§ **What you need to do**:
Make an exact copy of all the entries, with the pictures left out.

▼

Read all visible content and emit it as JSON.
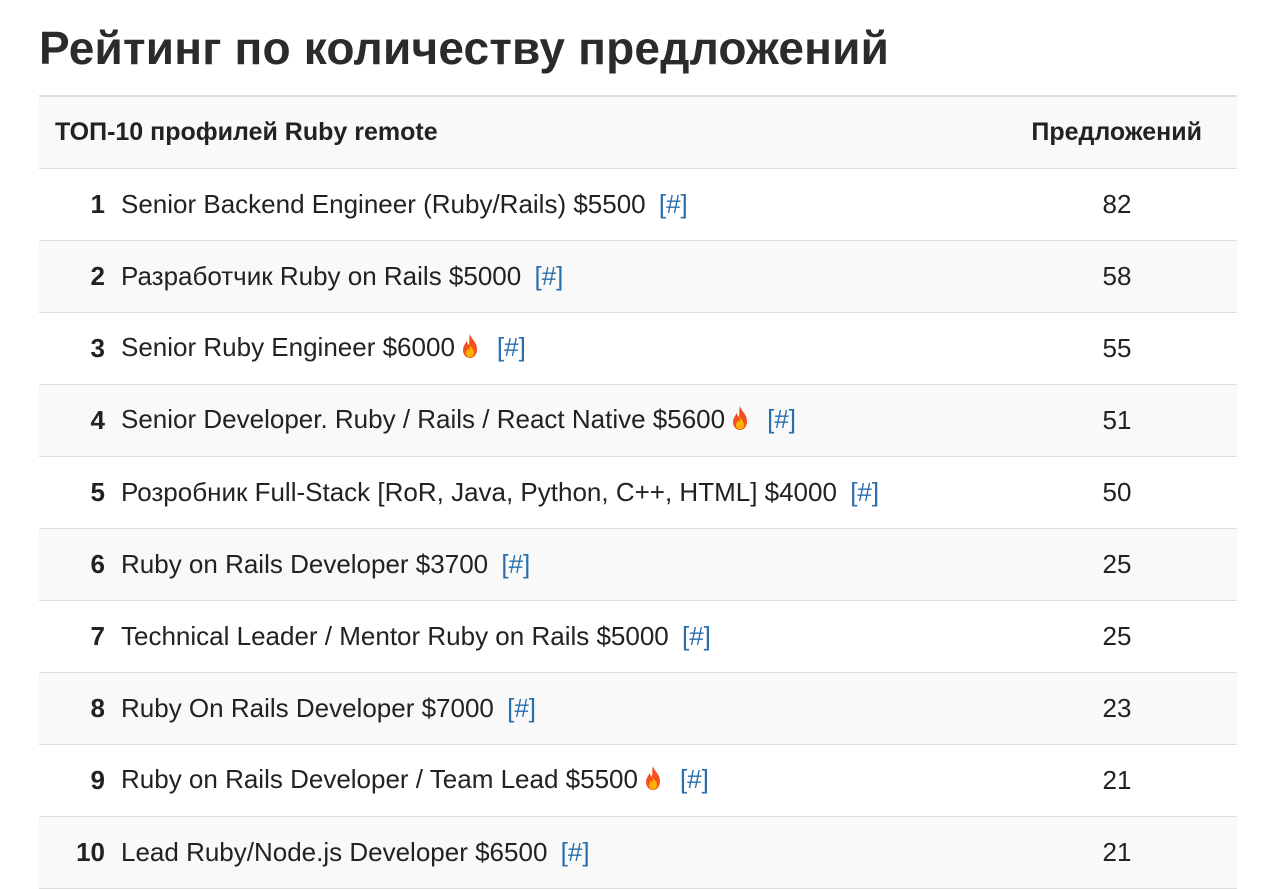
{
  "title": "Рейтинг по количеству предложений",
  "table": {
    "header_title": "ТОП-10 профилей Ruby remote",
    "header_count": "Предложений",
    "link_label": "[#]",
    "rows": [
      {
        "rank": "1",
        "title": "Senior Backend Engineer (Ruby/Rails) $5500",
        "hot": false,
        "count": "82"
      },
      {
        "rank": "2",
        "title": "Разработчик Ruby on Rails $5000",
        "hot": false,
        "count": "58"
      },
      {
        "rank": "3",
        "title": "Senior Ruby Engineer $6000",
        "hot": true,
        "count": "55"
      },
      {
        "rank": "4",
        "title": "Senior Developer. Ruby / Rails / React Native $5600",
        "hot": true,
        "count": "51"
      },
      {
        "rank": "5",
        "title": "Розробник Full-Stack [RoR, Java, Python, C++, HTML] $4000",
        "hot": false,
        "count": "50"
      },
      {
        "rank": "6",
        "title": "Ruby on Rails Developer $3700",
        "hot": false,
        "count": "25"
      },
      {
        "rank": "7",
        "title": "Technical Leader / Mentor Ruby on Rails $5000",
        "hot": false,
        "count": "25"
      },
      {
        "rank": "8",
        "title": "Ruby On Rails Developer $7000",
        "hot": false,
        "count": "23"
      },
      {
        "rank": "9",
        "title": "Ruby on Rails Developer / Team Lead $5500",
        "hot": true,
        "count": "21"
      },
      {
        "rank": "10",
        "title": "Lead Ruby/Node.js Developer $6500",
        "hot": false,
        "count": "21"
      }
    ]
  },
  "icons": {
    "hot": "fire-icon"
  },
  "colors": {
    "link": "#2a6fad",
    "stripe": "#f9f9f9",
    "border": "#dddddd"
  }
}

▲

§ **Worked solution**:
Read all visible content and emit it as JSON.
{
  "title": "Рейтинг по количеству предложений",
  "table": {
    "header_title": "ТОП-10 профилей Ruby remote",
    "header_count": "Предложений",
    "link_label": "[#]",
    "rows": [
      {
        "rank": "1",
        "title": "Senior Backend Engineer (Ruby/Rails) $5500",
        "hot": false,
        "count": "82"
      },
      {
        "rank": "2",
        "title": "Разработчик Ruby on Rails $5000",
        "hot": false,
        "count": "58"
      },
      {
        "rank": "3",
        "title": "Senior Ruby Engineer $6000",
        "hot": true,
        "count": "55"
      },
      {
        "rank": "4",
        "title": "Senior Developer. Ruby / Rails / React Native $5600",
        "hot": true,
        "count": "51"
      },
      {
        "rank": "5",
        "title": "Розробник Full-Stack [RoR, Java, Python, C++, HTML] $4000",
        "hot": false,
        "count": "50"
      },
      {
        "rank": "6",
        "title": "Ruby on Rails Developer $3700",
        "hot": false,
        "count": "25"
      },
      {
        "rank": "7",
        "title": "Technical Leader / Mentor Ruby on Rails $5000",
        "hot": false,
        "count": "25"
      },
      {
        "rank": "8",
        "title": "Ruby On Rails Developer $7000",
        "hot": false,
        "count": "23"
      },
      {
        "rank": "9",
        "title": "Ruby on Rails Developer / Team Lead $5500",
        "hot": true,
        "count": "21"
      },
      {
        "rank": "10",
        "title": "Lead Ruby/Node.js Developer $6500",
        "hot": false,
        "count": "21"
      }
    ]
  },
  "icons": {
    "hot": "fire-icon"
  },
  "colors": {
    "link": "#2a6fad",
    "stripe": "#f9f9f9",
    "border": "#dddddd"
  }
}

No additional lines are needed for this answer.